But I think there's a sense that is reflected among the people who come out to support him for these events that is true broadly, and we've seen it anecdotally as well as in public opinion surveys in your newspapers and others, that people are feeling marginally better about the direction of the country, and most specifically, the economy. There's no question that the recovery is progressing. We have had sustained economic growth and sustained private sector job growth.
And we take nothing for granted in terms of further economic progress. That's why passage of this payroll tax cut extension and unemployment insurance extension is so important -- because we are on the right path, we are moving in the right direction, and it is essential that Washington, A, does everything that's possible to further the recovery, and B, does nothing to muck it up. That's why, as I said, extension of the payroll tax cut is vital to continuing to grow the economy.
Q -- on the Zoellick replacement, the status of talks of who you guys are looking at? Is it at a staff level, or is the President actively involved in it?
MR. CARNEY: I have no further information on that process.
Q Jay, in light of the Boeing visit today, what does the President think of this contention from U.S. air carriers, including Delta, that the export policies have benefited foreign carriers in terms of financing planes?
MR. CARNEY: Well, I would have to get back to you with a more complete response, but this President believes that the policies that the administration has pursued, including with regard to his export agenda, have been broadly beneficial to manufacture and export of American products. And that would include large and small products.
Q Why didn’t we get to see Al Green's sing -- that was a bummer.
MR. CARNEY: I'm sorry you didn’t. It was pretty amazing.
Q -- we could hear it.
MR. CARNEY: He has some serious pipes. He can sing. It was really nice.
Q Why didn’t the President sing?
MR. CARNEY: Well, you heard the President make -- comment on that. I think he said it best. He was just there to talk about his agenda. But I know he enjoyed -- although he wasn’t in the room, he was down the hall, but he heard some of Al Green singing and I know he enjoyed it.
Q The people, they just all sat in their seats, there was no, like, dancing or cheering -- or what was it like in there? Because we didn’t get to see any of it.
MR. CARNEY: People were sort of clapping along and cheering and stuff. Nobody stood up.
Q It's kind of a slowish song, I guess, yes.
MR. CARNEY: He was good.
Is that it?
Q Thank you.
END 9:35 A.M. PST
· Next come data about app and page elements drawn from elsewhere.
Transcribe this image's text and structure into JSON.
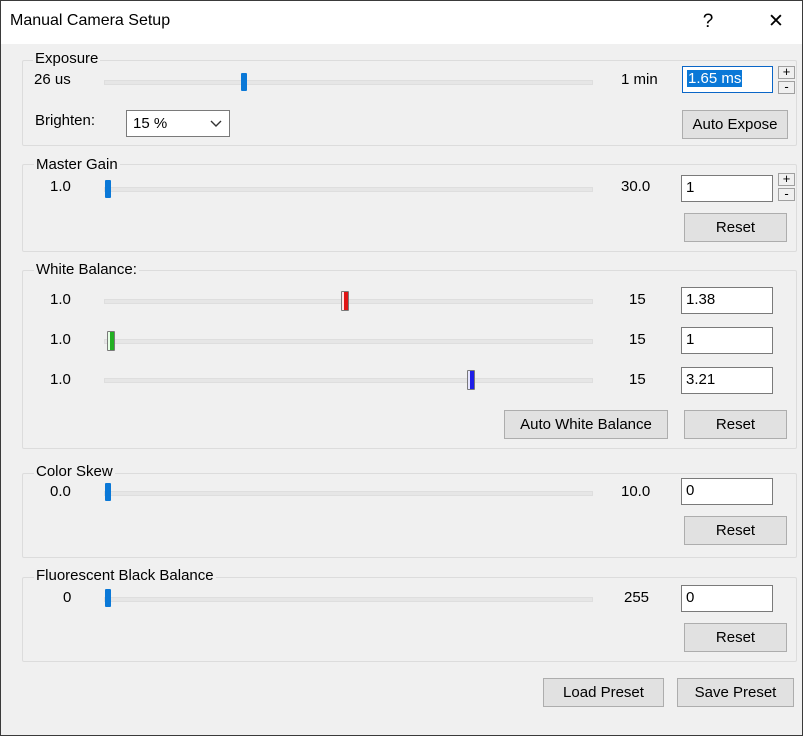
{
  "window": {
    "title": "Manual Camera Setup",
    "help_glyph": "?",
    "close_glyph": "✕"
  },
  "exposure": {
    "legend": "Exposure",
    "min": "26 us",
    "max": "1 min",
    "value": "1.65 ms",
    "slider_fraction": 0.28,
    "brighten_label": "Brighten:",
    "brighten_value": "15 %",
    "auto_button": "Auto Expose"
  },
  "spin": {
    "up": "+",
    "down": "-"
  },
  "master_gain": {
    "legend": "Master Gain",
    "min": "1.0",
    "max": "30.0",
    "value": "1",
    "slider_fraction": 0.0,
    "reset": "Reset"
  },
  "white_balance": {
    "legend": "White Balance:",
    "channels": [
      {
        "name": "red",
        "min": "1.0",
        "max": "15",
        "value": "1.38",
        "slider_fraction": 0.49
      },
      {
        "name": "green",
        "min": "1.0",
        "max": "15",
        "value": "1",
        "slider_fraction": 0.0
      },
      {
        "name": "blue",
        "min": "1.0",
        "max": "15",
        "value": "3.21",
        "slider_fraction": 0.75
      }
    ],
    "auto_button": "Auto White Balance",
    "reset": "Reset"
  },
  "color_skew": {
    "legend": "Color Skew",
    "min": "0.0",
    "max": "10.0",
    "value": "0",
    "slider_fraction": 0.0,
    "reset": "Reset"
  },
  "fluorescent": {
    "legend": "Fluorescent Black Balance",
    "min": "0",
    "max": "255",
    "value": "0",
    "slider_fraction": 0.0,
    "reset": "Reset"
  },
  "footer": {
    "load": "Load Preset",
    "save": "Save Preset"
  },
  "colors": {
    "accent": "#0078d7",
    "red": "#e01515",
    "green": "#22b022",
    "blue": "#1e1ee8"
  }
}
MR. CARNEY: All of us, from the President on down, are greatly saddened by the news that Anthony Shadid had died while reporting in Syria. Anthony Shadid was one of the best, perhaps the finest, foreign correspondent working today, in my opinion -- for what it’s worth. And it’s a tragic loss to journalism, to The New York Times, most importantly to his family. And our thoughts and prayers, the President’s thoughts and prayers are with his wife and children.
Q Jay, did you ever (inaudible) with him?
MR. CARNEY: Not as a reporter, but he was in Iraq some when I was there with the Vice President. I just was a great admirer of his work. And the most important thing is that he took extraordinary risks in order to give voice to the popular movements within the Arab world, within the region. And it was because of some of the risks he took that leaders around the world were aware of things that were happening and changes that were taking place in the region.
And the fact that he was in Syria speaks exactly to that, where were it not for Anthony or reporters like him, we would know a lot less about the absolute brutality of the Assad regime and the democratic aspirations of the Syrian people. It’s a great, great loss.